I tried to carry as much of the heavy stuff as possible—tons of vegetable waste to the street for pickup, dozens of bags of mulch—because I worried a little about his health. I’d seen contraptions in the house—an over-breather for sleep apnea; the traction device he’d built to stretch his back: a gallon water jug hanging from a pulley screwed into the ceiling over a wing chair, with a noose for his neck.
I knew from John’s writing and then from his gardening that he had a temper. I didn’t want any heart attacks or injuries, mine included. One morning he’d been trying to translate medieval Vietnamese poems but was interrupted by phone calls and then by our appointed time for yard work. It was as hot as it gets in South Florida in the summer and humid enough for prickly heat to develop under your wet shirt. John got trapped in a patch of bamboo he was trying to remove, which was all wrapped in kudzu. In his rage he blindly waved a little chainsaw, like a smoky light saber, over and around his head, bringing stalks and vines crashing down on himself. (I flatter myself to think that if I’d been there to help remove the massive steel hurricane shutters I’d helped him install, his finger wouldn’t have been broken when the stripped bolt refused to come out. “A boxer’s break,” his doctor told him, so I can imagine what happened.)
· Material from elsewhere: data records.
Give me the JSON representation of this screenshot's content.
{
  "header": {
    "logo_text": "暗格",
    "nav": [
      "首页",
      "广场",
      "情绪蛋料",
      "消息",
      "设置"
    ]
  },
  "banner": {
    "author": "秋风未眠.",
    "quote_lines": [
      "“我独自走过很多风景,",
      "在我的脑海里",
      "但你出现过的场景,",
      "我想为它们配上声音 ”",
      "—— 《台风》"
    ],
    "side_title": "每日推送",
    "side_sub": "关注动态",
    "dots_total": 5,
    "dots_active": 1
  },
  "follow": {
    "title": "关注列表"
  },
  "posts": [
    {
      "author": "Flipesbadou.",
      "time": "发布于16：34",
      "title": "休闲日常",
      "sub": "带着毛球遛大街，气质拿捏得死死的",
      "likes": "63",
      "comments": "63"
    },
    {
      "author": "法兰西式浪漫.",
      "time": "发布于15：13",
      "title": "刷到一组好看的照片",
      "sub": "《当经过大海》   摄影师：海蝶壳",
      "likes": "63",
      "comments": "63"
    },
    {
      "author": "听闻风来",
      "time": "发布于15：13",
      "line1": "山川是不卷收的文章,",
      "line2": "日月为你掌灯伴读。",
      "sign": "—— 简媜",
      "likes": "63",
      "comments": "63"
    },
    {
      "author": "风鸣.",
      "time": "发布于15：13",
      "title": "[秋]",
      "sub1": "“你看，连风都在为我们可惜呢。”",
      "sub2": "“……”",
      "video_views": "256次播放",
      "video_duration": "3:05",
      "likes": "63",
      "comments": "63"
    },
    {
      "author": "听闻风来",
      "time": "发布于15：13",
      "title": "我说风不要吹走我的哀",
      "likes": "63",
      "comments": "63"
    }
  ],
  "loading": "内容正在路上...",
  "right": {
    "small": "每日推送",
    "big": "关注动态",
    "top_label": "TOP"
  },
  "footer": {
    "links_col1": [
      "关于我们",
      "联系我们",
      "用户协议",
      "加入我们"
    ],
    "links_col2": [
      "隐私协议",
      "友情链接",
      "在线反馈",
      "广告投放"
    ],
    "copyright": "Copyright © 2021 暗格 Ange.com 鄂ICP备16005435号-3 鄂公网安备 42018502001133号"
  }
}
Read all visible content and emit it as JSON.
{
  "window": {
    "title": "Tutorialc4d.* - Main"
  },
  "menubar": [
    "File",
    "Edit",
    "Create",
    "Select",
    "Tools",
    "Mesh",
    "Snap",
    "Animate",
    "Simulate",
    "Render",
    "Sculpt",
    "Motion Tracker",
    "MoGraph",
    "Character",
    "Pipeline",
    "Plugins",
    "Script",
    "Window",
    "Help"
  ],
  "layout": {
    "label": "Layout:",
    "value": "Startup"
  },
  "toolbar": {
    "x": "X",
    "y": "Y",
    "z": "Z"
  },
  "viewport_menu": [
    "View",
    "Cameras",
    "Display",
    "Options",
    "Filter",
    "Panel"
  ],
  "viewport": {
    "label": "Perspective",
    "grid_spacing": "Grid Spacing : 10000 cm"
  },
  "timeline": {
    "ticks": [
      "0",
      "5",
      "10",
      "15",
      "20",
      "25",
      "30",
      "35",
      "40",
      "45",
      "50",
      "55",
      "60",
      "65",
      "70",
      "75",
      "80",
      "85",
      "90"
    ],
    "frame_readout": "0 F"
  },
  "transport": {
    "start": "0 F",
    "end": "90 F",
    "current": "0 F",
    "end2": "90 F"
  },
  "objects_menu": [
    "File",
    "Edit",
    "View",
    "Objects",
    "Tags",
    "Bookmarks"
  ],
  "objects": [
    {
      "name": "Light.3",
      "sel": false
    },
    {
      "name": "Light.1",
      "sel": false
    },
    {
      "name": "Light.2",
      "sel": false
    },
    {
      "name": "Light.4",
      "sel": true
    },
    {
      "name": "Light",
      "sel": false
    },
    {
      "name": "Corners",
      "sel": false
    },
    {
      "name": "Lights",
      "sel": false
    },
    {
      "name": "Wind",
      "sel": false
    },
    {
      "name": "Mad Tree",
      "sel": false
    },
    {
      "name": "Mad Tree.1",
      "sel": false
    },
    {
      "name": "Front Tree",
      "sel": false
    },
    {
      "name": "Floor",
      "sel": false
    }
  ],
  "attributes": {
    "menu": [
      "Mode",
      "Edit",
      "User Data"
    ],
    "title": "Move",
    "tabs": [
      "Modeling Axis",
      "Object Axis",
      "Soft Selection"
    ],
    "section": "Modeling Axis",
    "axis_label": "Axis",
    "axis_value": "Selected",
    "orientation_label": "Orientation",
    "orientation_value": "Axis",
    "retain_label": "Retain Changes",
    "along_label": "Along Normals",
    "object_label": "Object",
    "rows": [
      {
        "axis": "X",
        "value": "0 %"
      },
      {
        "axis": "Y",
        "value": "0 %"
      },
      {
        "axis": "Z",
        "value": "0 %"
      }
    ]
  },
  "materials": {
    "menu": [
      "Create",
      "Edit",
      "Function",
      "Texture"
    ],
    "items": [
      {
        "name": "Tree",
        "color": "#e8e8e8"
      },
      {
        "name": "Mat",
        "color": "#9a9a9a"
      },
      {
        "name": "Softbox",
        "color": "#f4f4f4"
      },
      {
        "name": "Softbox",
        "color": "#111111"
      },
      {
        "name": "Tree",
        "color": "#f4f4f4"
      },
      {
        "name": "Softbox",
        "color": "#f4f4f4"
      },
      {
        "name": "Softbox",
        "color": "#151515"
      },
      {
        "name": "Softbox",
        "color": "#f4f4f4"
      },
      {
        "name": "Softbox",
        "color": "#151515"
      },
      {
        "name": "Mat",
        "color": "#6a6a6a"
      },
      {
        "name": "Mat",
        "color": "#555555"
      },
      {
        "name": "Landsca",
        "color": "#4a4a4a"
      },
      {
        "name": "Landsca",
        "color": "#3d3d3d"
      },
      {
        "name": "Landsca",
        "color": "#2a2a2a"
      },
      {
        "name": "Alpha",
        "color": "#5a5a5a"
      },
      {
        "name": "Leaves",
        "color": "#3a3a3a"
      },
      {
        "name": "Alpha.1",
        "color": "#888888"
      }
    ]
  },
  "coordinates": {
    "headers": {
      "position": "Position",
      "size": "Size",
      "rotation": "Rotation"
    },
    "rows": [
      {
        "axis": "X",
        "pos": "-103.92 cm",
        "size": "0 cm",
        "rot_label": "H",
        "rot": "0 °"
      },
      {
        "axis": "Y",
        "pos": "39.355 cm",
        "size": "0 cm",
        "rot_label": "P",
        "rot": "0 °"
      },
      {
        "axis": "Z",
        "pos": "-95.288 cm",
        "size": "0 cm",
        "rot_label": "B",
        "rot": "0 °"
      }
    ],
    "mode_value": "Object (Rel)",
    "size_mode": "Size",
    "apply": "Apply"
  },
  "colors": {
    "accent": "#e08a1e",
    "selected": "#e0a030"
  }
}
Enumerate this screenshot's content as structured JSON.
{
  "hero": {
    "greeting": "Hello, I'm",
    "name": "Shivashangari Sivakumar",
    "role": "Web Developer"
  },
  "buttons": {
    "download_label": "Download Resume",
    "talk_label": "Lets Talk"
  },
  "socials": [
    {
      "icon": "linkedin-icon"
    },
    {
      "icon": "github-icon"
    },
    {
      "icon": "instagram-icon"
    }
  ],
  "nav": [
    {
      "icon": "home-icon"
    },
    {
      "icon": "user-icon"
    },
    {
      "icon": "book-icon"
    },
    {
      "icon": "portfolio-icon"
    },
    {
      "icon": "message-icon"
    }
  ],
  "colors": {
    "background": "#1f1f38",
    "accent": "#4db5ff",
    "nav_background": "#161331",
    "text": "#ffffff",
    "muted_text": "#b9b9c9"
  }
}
We took breaks for iced tea or water under the banyan tree out back. I had questions I wanted to ask John. He’d written that many of his colleagues at another university had thought he should get off the “Vietnam stuff.” I’d been around our English department long enough to figure that most there would think similarly. He wrote in his memoir that, after Vietnam, those friends now gone “became more real and dear to me than anyone I could meet as I now re-endeavored as an academic.” There was something in the best literature that was also like loneliness, and I didn’t ask. One doesn’t question former teachers too closely, for what final lesson might be taught.
I’d been working for him a year before he raised himself off his lawn chair, looked me in the eyes, and farted loudly. I knew then everything would work out. Often he read stories I’d written and encouraged me by saying that all I needed to finish them were endings. He or Lonnie, his wife, always made us lunch, sushi or sandwiches, with cold beer. John had to find a beach towel to protect the dining chair from my sweat; now that I was back in shape, it poured out so copiously that it was still just water and had no smell. As I left each afternoon, John often gave me more money than we’d agreed on, or insisted I take a large bill because it was all he had. When I tried to give him change the next time, he denied he’d overpaid.
Later he said he hated caring for that garden but that it was good we did all that work, because it brought a better price for the house. I didn’t hate it. (Okay, I hated pulling spider grass from the driveway, since I could never get all the roots, and it grew back immediately.) I looked forward to the labor and direct contact with nature. Both took my mind off my problems, and I left happily sunburned and abraded, with blisters, grass cuts, irritated skin, thorns embedded in my fingers, sore muscles, and an aching back. I thought, as I showered and put on dry clothes, that William Carlos Williams’s “no ideas but in things” could be extended to mean, “No sanity but in the physical world.”